Safety Guide: Stairs & Hallways

Stairs, hallways, and corridors deserve extra attention when setting up a house: they’re common places for a fall.

It's best to have both evaluated by an Occupational Therapist, Physical Therapist, or other trained professional with experience in aging in place. We've detailed a few ideas below to understand what's possible.


Install handrails

Stairs should have handrails on both sides for stability. Make sure both rails are stable by getting them installed by a professional and testing the height during installation.

Add motion-activated lighting

In addition to sufficient overhead lighting, consider adding motion-activated lights to each step.

Alternate step colors

It can be difficult to see where steps start and end when they’re all the same color. One solution is to paint them different shades so that each step has a contrasting color to the step above it.

Remove carpet runners

They’re a trip hazard, especially with thicker carpets. On wooden stairs, add non-slip carpet stair treads to prevent slipping.

Add support to small staircases

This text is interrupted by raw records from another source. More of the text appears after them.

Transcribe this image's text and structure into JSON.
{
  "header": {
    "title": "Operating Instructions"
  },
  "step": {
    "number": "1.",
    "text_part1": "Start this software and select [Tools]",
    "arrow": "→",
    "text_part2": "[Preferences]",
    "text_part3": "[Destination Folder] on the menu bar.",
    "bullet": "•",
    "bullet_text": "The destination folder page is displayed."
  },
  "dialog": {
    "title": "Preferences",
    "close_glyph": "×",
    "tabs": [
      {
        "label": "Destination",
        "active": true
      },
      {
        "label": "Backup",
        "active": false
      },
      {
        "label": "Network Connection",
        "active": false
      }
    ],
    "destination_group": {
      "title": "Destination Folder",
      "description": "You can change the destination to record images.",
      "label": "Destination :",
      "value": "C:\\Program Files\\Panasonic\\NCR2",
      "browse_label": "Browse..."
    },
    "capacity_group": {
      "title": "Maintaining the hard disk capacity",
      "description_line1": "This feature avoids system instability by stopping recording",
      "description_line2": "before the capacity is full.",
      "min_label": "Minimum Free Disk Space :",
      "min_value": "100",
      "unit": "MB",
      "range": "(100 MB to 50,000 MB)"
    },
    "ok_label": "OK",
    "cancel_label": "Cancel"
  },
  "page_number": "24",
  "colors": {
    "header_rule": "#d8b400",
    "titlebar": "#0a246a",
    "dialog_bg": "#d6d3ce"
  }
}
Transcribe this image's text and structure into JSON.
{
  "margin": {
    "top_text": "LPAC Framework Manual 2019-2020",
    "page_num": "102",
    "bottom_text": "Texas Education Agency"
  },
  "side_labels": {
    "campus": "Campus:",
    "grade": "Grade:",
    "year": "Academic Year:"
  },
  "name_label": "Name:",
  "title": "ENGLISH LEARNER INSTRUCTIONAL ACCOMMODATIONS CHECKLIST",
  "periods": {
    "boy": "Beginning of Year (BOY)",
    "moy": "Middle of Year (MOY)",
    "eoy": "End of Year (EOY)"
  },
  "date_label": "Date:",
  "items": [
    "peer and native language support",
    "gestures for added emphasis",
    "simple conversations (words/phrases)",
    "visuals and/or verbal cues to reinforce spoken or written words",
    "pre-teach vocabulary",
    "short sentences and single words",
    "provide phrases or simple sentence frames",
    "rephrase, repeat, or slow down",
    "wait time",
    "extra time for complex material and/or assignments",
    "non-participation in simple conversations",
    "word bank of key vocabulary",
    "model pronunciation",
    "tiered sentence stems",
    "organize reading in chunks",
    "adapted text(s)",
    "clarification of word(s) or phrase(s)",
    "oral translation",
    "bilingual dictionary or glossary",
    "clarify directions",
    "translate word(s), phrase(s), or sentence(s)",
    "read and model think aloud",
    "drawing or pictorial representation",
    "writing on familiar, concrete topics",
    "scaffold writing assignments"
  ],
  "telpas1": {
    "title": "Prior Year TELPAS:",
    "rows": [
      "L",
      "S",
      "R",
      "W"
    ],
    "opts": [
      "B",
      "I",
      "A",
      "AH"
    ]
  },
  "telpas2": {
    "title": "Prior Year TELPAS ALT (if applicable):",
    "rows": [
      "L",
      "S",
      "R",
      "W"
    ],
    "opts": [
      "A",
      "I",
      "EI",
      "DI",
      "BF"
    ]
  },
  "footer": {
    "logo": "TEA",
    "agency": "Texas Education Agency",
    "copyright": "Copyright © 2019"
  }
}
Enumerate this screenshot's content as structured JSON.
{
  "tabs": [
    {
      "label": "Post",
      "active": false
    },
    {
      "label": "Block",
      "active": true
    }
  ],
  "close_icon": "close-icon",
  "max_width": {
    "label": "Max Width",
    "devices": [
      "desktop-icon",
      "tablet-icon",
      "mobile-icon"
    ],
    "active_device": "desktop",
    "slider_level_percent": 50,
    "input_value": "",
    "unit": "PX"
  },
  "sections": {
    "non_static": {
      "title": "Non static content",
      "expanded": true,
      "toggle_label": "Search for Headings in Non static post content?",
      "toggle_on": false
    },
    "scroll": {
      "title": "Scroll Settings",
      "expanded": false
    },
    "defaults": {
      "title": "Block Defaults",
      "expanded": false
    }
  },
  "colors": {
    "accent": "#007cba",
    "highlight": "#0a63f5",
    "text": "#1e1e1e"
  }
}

Even if you have a staircase with just one or two steps, like leading into the garage, consider adding a grab bar or handrail for stability. This SELEWARE Outdoor Stair Rail is a good pick.

Explore assistive equipment

The Norway-based company AssiStep has built a stair walker that provides firm support in front of you when waking up or down the stairs. It’s not yet available in the U.S., but you can contact them about special orders.

Look into a stair lift

If you’ve decided to get a stair lift, there are three types to consider: straight, curved, or outdoor. Stannah or Bruno’s stair lifts are two highly-regarded manufacturers.

Don’t rule out a residential elevator

The most expensive option would be to add a home elevator. These projects typically start at $25,000, and not all homes are configured for one. But if stairs are the reason you’re considering an expensive move, it might be worth looking into residential hydraulic elevators that travel 1-2 floors.

Hallways & Corridors

Install overhead lighting

Make sure that lighting doesn’t lead to a glare that makes it difficult to see where you’re stepping. Consider smart lights, like the Kasa Smart Lights, that are connected to Alexa and can be controlled by voice command.

Look for large door hooks

If you need door hooks, look for an easy-to-see option and have them securely installed. Pottery Barn’s Oversize Hammered Metal Wall Hook works well.

Add motion-sensing lighting

For another hands-off option, consider self-activating lighting. Depending on how large your space is, a ceiling light like Cloudy Bay’s Motion Sensor Light can work.

Add sturdy railings

If bookshelves or tables are making a hallway narrower, consider removing them and installing a railing instead. Any furniture should be securely affixed to the wall behind it to prevent toppling. Objects that could tip over and clutter should be removed.

Look for non-skid flooring

Vinyl, cork, and rubber are all good options, or you can apply a product like FloorDoctors Non-Slip Coating to wood floors. We recommend avoiding carpet.

Remove door sills and thresholds

Transitions between hallways and rooms are danger zones. Door sills and thresholds are easy to miss and a common trip hazard; if you have them, see if they can be removed.